> _Directions for this task_
Return the following data exactly, with all pictures left out.

··· Dataset extract

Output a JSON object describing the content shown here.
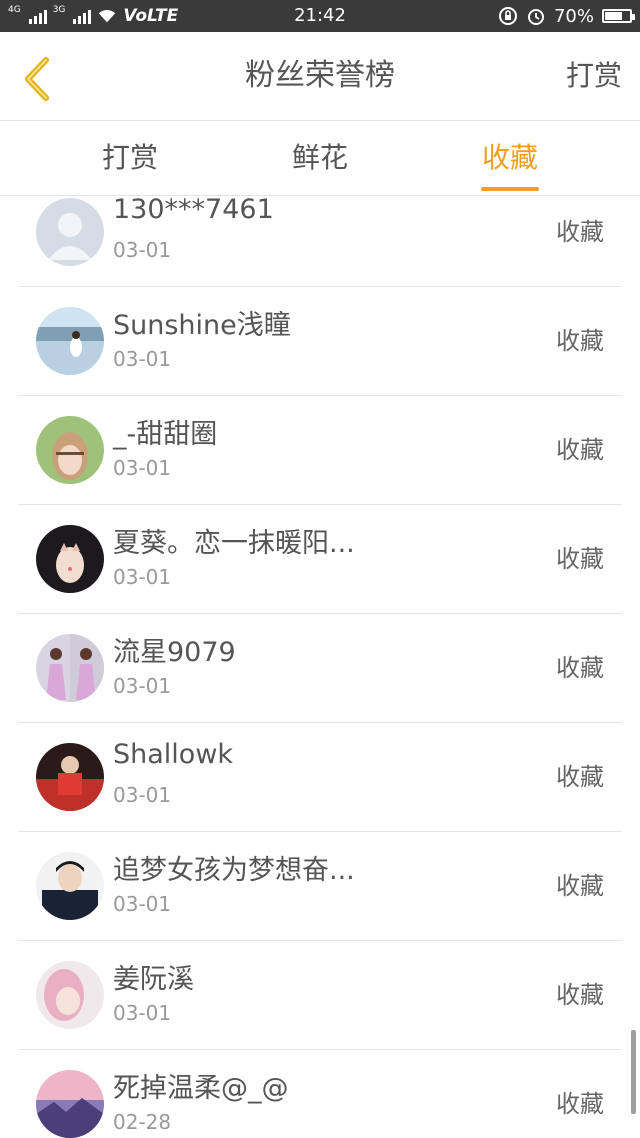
{
  "status_bar": {
    "net1": "4G",
    "net2": "3G",
    "volte": "VoLTE",
    "time": "21:42",
    "battery_text": "70%",
    "battery_level": 0.7
  },
  "header": {
    "title": "粉丝荣誉榜",
    "right_action": "打赏"
  },
  "tabs": [
    {
      "label": "打赏",
      "active": false
    },
    {
      "label": "鲜花",
      "active": false
    },
    {
      "label": "收藏",
      "active": true
    }
  ],
  "list": [
    {
      "name": "130***7461",
      "date": "03-01",
      "action": "收藏",
      "avatar": "default-avatar"
    },
    {
      "name": "Sunshine浅瞳",
      "date": "03-01",
      "action": "收藏",
      "avatar": "seaside-photo"
    },
    {
      "name": "_-甜甜圈",
      "date": "03-01",
      "action": "收藏",
      "avatar": "girl-portrait"
    },
    {
      "name": "夏葵。恋一抹暖阳...",
      "date": "03-01",
      "action": "收藏",
      "avatar": "girl-cat-filter"
    },
    {
      "name": "流星9079",
      "date": "03-01",
      "action": "收藏",
      "avatar": "two-girls-dresses"
    },
    {
      "name": "Shallowk",
      "date": "03-01",
      "action": "收藏",
      "avatar": "red-motorbike"
    },
    {
      "name": "追梦女孩为梦想奋...",
      "date": "03-01",
      "action": "收藏",
      "avatar": "boy-navy-sweater"
    },
    {
      "name": "姜阮溪",
      "date": "03-01",
      "action": "收藏",
      "avatar": "pink-hair-girl"
    },
    {
      "name": "死掉温柔@_@",
      "date": "02-28",
      "action": "收藏",
      "avatar": "sunset-mountains"
    }
  ],
  "colors": {
    "accent": "#f0a020",
    "back_arrow": "#e0b020",
    "status_bar_bg": "#3a3a3a"
  }
}
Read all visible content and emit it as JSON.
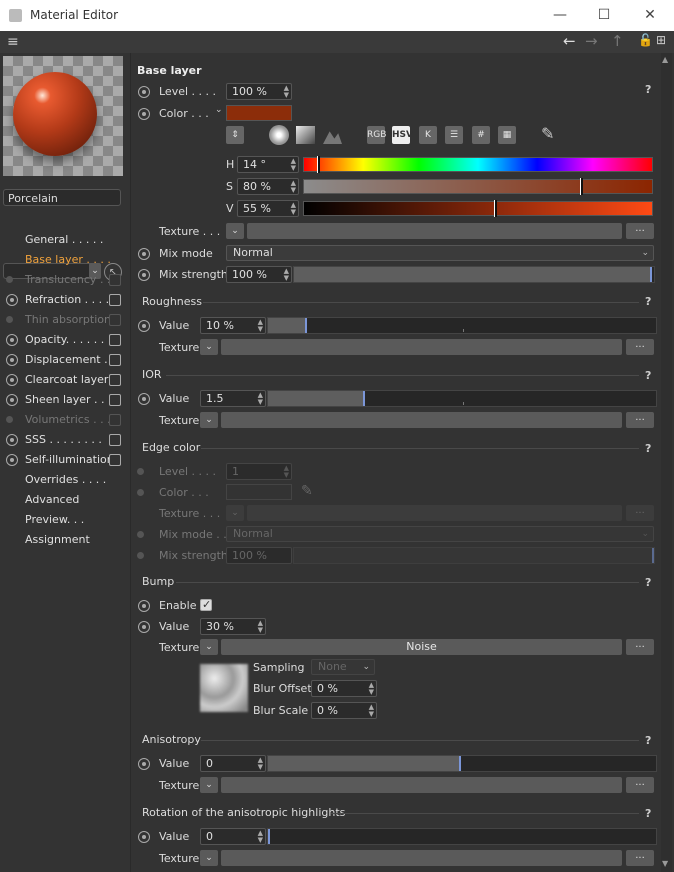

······

> _Exercise output_
Output a JSON object describing the content shown here.
{
  "status_bar": {
    "net1": "4G",
    "net2": "3G",
    "volte": "VoLTE",
    "time": "21:42",
    "battery_text": "70%",
    "battery_level": 0.7
  },
  "header": {
    "title": "粉丝荣誉榜",
    "right_action": "打赏"
  },
  "tabs": [
    {
      "label": "打赏",
      "active": false
    },
    {
      "label": "鲜花",
      "active": false
    },
    {
      "label": "收藏",
      "active": true
    }
  ],
  "list": [
    {
      "name": "130***7461",
      "date": "03-01",
      "action": "收藏",
      "avatar": "default-avatar"
    },
    {
      "name": "Sunshine浅瞳",
      "date": "03-01",
      "action": "收藏",
      "avatar": "seaside-photo"
    },
    {
      "name": "_-甜甜圈",
      "date": "03-01",
      "action": "收藏",
      "avatar": "girl-portrait"
    },
    {
      "name": "夏葵。恋一抹暖阳...",
      "date": "03-01",
      "action": "收藏",
      "avatar": "girl-cat-filter"
    },
    {
      "name": "流星9079",
      "date": "03-01",
      "action": "收藏",
      "avatar": "two-girls-dresses"
    },
    {
      "name": "Shallowk",
      "date": "03-01",
      "action": "收藏",
      "avatar": "red-motorbike"
    },
    {
      "name": "追梦女孩为梦想奋...",
      "date": "03-01",
      "action": "收藏",
      "avatar": "boy-navy-sweater"
    },
    {
      "name": "姜阮溪",
      "date": "03-01",
      "action": "收藏",
      "avatar": "pink-hair-girl"
    },
    {
      "name": "死掉温柔@_@",
      "date": "02-28",
      "action": "收藏",
      "avatar": "sunset-mountains"
    }
  ],
  "colors": {
    "accent": "#f0a020",
    "back_arrow": "#e0b020",
    "status_bar_bg": "#3a3a3a"
  }
}
Read all visible content and emit it as JSON.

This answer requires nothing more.